Before we retired it was agreed that the following day would be a rest day. We had travelled in the order of 120 miles so far and needed a break, not least to do some washing. Less happily Tim advised us that he had some worrying news the implications of which we would need to consider carefully the following day. There were 3 main issues which we needed to sleep on.
The first and most concerning was that our horseman had been approached earlier that evening about supporting us to Jumla. He insisted that he was told we were going to Juphal where he lived. Whatever the truth of the matter our route to Jumla was due west from Saldang to Bhijer and then north-west. He was most unhappy and flatly refused to change his route. He said that going north at this time of year was madness and apart from that his horses would be unable to cross ice when laden as had been the case getting to Ghok. There would soon be snow in the high passes and he wanted no part of our misadventure. We had joked earlier in the trek about embarking on ‘a foolhardy walk into the jaws of death’ but it seems that this is exactly what the horseman was concerned about. He was taking his horses south-west from Saldang to Juphal via Shey Gompa, with or without us.
The second issue was that Tim had tried to secure alternative pack animals and a handler in Saldang, but there were none to be had. The main trekking season was over and the village was emptying as the villagers headed for their winter dwellings. The penny suddenly dropped. We had already found Pilling completely empty and its people in Ghok. While Chharka Bhot was buzzing Tinje was largely empty, as was Shimen. Now we knew why. The Dolpa-pa were transhumant and on the move! Transhumance is the seasonal movement of people with their livestock between fixed summer and winter locations and we were so late in these parts that we were caught up in it. The extraordinary annual human migration that is part of the way of life in Dolpo and to which we were, until now, oblivious, was underway.
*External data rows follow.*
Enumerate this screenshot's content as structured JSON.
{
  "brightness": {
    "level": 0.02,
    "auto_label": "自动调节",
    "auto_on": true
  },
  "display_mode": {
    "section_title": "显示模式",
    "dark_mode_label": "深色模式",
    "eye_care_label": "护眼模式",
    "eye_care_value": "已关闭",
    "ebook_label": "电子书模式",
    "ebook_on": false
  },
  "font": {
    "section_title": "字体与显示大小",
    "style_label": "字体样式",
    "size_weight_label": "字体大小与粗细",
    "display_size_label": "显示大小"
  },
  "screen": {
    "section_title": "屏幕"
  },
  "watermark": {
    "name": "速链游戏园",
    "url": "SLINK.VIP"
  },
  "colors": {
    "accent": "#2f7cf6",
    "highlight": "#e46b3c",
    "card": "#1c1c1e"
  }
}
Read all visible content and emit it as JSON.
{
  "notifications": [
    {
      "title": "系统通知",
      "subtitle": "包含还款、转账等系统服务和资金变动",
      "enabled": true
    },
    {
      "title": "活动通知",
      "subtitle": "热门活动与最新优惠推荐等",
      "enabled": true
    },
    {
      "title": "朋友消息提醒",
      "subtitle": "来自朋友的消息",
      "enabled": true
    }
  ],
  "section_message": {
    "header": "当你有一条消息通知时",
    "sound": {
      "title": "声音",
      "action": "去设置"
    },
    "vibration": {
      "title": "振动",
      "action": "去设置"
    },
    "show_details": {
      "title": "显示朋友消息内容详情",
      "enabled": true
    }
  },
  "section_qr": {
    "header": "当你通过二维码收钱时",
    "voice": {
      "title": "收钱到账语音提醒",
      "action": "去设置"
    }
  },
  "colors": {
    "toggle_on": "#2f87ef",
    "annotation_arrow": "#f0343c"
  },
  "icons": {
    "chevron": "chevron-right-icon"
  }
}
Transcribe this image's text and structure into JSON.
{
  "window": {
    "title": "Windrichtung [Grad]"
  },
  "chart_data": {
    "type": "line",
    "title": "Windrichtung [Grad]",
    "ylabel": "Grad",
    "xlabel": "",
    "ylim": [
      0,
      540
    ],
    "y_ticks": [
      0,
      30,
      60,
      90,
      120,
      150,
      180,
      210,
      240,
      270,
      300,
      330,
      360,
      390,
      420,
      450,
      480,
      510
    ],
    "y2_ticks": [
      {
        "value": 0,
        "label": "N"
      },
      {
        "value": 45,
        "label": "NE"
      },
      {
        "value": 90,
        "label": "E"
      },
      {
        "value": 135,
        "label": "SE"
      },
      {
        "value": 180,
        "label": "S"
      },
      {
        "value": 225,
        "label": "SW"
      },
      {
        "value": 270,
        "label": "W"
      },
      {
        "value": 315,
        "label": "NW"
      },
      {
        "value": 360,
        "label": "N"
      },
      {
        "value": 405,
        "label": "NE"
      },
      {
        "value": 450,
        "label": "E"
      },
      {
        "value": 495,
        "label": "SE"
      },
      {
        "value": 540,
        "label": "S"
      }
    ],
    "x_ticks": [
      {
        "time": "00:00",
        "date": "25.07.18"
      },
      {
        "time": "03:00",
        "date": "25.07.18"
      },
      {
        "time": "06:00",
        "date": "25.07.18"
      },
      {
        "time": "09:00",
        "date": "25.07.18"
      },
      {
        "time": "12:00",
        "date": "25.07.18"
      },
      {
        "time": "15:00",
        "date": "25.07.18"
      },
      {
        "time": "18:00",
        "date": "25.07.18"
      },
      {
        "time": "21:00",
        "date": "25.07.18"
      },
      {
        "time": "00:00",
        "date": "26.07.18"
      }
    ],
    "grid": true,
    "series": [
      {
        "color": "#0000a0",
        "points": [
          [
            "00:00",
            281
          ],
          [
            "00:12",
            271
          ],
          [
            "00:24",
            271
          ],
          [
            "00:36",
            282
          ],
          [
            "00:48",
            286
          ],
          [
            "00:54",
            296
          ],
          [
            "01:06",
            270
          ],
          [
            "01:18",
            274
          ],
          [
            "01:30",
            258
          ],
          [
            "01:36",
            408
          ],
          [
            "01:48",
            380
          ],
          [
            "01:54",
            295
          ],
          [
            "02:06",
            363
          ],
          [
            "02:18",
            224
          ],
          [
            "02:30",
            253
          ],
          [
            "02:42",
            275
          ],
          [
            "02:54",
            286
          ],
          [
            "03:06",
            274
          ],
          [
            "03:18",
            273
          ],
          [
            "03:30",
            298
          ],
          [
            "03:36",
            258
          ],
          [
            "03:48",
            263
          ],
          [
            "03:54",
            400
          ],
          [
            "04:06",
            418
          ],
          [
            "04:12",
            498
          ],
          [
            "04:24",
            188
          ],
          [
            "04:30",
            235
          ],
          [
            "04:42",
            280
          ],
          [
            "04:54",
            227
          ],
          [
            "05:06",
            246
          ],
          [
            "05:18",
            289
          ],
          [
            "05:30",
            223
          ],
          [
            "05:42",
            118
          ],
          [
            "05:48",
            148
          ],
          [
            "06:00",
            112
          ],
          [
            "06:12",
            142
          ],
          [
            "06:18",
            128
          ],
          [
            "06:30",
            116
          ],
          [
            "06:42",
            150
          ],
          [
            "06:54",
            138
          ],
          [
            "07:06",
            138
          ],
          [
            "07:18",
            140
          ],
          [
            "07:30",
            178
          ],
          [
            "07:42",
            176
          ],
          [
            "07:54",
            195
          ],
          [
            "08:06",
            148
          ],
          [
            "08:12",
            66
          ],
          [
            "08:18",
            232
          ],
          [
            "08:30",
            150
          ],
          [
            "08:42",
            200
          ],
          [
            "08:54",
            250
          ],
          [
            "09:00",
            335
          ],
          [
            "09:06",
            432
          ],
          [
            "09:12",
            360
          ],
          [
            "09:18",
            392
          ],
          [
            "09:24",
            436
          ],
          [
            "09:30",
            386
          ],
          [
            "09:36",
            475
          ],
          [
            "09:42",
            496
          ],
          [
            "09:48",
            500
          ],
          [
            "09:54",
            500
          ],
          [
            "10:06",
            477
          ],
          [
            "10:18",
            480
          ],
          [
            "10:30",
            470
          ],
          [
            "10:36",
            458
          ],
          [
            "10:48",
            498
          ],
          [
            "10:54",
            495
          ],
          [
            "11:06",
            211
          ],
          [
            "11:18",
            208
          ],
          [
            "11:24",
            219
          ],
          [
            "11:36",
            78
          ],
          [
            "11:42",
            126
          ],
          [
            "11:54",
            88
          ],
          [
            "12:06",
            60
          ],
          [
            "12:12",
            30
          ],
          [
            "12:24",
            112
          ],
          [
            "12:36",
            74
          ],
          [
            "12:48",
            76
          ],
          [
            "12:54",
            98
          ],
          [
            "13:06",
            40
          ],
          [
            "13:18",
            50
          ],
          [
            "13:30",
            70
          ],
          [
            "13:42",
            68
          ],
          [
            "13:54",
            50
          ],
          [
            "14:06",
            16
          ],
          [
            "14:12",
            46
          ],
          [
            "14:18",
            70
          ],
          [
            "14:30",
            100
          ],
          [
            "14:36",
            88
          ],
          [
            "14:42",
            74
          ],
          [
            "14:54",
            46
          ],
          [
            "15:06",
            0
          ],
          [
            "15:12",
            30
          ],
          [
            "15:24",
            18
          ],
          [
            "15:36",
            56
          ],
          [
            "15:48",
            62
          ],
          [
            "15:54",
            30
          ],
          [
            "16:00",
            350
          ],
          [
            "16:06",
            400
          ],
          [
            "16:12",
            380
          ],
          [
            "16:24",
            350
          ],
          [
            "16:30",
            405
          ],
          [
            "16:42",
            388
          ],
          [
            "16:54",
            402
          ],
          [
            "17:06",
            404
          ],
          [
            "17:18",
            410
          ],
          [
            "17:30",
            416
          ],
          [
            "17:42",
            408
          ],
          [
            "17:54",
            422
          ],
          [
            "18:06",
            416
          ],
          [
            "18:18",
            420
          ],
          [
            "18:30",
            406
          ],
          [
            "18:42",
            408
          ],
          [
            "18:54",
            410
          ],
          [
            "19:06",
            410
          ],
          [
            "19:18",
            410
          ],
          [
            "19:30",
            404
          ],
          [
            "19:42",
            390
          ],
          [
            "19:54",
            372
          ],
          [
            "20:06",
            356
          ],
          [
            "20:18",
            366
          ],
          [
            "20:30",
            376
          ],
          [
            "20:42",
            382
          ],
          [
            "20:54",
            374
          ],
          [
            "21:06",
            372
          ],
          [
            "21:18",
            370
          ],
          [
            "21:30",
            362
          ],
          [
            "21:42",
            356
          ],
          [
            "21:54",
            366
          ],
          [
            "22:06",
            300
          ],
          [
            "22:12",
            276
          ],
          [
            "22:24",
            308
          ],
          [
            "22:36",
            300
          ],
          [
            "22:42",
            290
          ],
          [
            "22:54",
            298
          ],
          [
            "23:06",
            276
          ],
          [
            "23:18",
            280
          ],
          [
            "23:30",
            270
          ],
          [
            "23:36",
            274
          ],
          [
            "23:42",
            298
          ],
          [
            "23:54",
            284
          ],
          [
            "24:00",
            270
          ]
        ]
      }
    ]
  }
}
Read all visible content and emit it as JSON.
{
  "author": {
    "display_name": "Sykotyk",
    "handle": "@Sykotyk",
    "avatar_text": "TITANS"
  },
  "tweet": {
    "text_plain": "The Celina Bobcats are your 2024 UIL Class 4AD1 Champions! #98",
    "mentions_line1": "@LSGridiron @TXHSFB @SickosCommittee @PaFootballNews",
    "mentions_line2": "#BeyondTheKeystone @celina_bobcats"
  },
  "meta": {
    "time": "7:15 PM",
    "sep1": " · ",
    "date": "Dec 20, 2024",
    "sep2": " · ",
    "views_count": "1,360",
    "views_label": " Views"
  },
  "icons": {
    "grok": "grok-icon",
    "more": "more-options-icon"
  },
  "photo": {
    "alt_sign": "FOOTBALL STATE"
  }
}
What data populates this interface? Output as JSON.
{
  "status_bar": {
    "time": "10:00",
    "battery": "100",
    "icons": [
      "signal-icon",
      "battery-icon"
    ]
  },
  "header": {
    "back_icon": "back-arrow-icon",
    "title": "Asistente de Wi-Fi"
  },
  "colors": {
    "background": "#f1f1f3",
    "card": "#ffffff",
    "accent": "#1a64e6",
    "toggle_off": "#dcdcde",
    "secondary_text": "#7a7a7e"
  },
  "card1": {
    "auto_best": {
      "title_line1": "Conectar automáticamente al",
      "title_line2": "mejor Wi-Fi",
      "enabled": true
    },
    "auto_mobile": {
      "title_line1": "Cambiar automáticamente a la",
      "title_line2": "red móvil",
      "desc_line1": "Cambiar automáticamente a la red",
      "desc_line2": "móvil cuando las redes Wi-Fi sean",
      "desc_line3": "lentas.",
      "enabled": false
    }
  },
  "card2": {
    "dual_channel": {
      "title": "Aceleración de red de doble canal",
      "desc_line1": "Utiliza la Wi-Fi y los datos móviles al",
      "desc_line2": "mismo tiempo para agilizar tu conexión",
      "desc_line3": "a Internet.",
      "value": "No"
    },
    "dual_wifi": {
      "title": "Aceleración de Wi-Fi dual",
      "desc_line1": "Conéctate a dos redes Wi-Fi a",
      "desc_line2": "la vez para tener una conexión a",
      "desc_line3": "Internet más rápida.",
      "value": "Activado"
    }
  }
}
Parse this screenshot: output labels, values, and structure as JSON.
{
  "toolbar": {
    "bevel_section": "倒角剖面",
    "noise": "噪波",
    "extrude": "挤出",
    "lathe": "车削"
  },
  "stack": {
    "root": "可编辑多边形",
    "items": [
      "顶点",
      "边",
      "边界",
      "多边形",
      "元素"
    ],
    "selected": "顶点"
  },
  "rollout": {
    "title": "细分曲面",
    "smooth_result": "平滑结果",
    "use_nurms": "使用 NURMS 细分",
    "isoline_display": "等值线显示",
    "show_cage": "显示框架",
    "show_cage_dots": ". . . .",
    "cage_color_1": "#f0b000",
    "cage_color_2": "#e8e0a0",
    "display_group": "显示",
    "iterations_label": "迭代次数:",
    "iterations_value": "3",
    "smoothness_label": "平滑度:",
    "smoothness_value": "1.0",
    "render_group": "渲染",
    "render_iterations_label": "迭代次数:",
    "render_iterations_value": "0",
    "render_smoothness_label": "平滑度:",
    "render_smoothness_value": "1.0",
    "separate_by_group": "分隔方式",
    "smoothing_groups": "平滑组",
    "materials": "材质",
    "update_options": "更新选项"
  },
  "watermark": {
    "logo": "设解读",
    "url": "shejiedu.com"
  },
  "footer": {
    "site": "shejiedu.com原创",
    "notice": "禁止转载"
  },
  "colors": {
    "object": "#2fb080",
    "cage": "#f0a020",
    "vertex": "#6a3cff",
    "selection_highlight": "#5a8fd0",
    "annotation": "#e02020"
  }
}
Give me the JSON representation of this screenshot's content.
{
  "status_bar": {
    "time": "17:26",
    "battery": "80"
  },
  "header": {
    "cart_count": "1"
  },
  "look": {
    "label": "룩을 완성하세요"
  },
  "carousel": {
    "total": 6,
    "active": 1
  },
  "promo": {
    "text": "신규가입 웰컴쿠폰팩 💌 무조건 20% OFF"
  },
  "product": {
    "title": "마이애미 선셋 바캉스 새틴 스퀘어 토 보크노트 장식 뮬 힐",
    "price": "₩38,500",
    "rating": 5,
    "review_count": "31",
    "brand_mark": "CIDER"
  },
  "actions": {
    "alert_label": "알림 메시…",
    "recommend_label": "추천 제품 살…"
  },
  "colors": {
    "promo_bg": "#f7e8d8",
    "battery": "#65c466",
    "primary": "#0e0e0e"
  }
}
The third matter was the increasingly frozen rivers, as evidenced by the frozen waterfall we passed today. As we went further north and gained height the rivers would be increasingly frozen there too, meaning we would struggle to find liquid water and would have to melt ice in order to drink and cook. As there are hardly any dwellings that far north we would also be reliant upon our own food and tents for sleeping. There would be no lodgings between Pho and Tiyar, a distance of over 40 miles over tough terrain, and a low likelihood of finding any until Gamgadhi 10 miles further on due to the small villages probably being empty.
I was gutted. Unless we could find an alternative way of getting to Gamgadhi then we would have no choice but to take the escape route south. As I contemplated what this alternative might bring in terms of benefit and what our alternatives might be I checked the temperature outside my tent. It was only 8 pm and the temperature had already dropped to -6 Centigrade. It would drop further overnight, probably to around -10 C or less.
Tomorrow there would be some tough decisions to be made.